Work instruction: Check every line below for the word "JSON" and show those that hold it.

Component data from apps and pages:
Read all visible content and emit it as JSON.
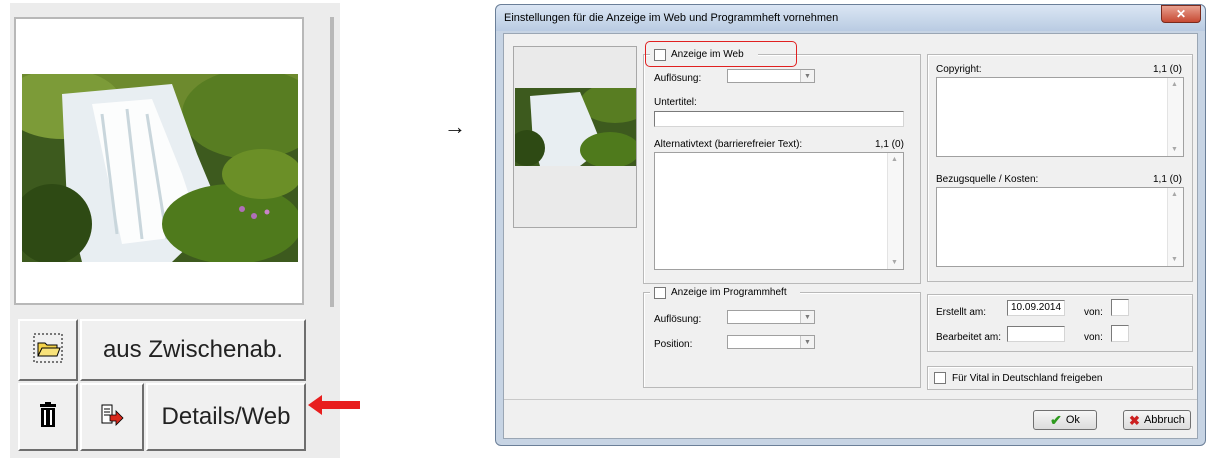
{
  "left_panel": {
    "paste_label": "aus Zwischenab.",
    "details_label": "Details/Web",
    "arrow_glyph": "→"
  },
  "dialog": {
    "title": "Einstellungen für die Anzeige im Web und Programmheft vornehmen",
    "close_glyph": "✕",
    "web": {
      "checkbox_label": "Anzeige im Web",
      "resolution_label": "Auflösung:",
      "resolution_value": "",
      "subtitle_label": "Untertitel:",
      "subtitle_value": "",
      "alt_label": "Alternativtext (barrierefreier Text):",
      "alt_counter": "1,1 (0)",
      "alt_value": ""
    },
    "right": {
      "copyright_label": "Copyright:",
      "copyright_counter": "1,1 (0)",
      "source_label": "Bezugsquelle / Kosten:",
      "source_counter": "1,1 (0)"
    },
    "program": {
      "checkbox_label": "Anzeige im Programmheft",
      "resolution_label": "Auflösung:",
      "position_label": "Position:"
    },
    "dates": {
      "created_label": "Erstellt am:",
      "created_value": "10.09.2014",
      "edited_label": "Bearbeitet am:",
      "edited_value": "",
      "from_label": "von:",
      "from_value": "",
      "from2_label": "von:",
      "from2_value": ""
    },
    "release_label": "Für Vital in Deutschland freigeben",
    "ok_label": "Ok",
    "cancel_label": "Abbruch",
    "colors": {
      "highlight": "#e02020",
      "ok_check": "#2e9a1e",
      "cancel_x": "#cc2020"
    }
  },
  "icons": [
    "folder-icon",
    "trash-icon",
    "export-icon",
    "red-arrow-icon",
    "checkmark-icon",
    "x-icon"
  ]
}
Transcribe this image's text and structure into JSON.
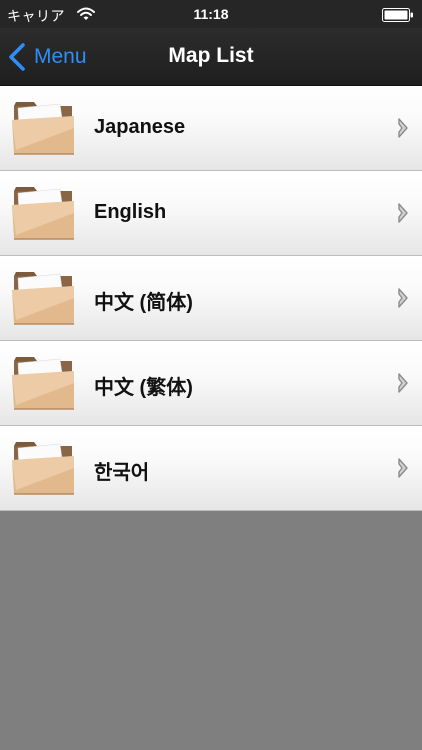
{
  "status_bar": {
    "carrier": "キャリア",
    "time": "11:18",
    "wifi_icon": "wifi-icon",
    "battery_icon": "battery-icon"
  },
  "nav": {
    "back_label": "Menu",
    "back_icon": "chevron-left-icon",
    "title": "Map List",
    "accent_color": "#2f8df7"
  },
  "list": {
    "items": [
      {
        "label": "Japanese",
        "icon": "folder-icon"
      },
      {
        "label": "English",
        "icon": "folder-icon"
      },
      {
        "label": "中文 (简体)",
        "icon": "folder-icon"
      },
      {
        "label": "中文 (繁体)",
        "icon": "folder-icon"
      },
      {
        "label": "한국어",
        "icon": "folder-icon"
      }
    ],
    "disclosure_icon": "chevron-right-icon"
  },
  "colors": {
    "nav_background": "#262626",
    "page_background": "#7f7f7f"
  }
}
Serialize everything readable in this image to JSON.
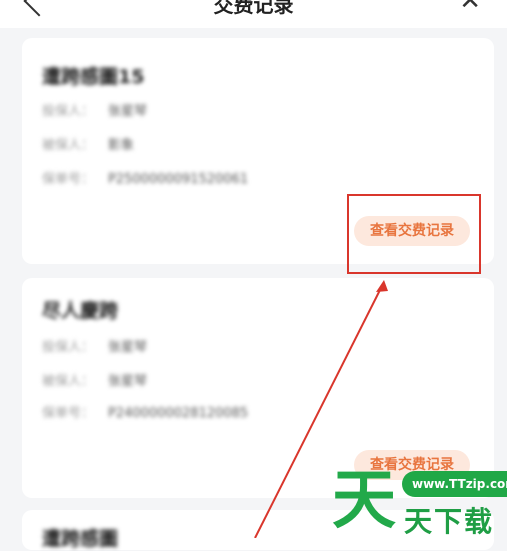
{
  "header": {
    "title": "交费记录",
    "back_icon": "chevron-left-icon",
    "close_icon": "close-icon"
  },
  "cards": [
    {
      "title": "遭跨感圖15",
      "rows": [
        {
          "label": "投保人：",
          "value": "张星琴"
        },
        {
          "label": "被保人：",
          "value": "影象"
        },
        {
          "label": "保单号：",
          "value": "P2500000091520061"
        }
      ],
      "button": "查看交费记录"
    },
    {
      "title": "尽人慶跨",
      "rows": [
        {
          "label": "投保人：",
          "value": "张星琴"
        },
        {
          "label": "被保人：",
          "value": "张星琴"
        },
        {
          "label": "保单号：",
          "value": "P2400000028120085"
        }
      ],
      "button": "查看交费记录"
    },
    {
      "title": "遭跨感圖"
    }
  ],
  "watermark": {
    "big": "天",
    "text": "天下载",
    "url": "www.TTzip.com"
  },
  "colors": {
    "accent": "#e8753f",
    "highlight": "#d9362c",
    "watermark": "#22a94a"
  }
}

Answer space:
Read all visible content and emit it as JSON.
Transcribe this image's text and structure into JSON.
Serialize everything readable in this image to JSON.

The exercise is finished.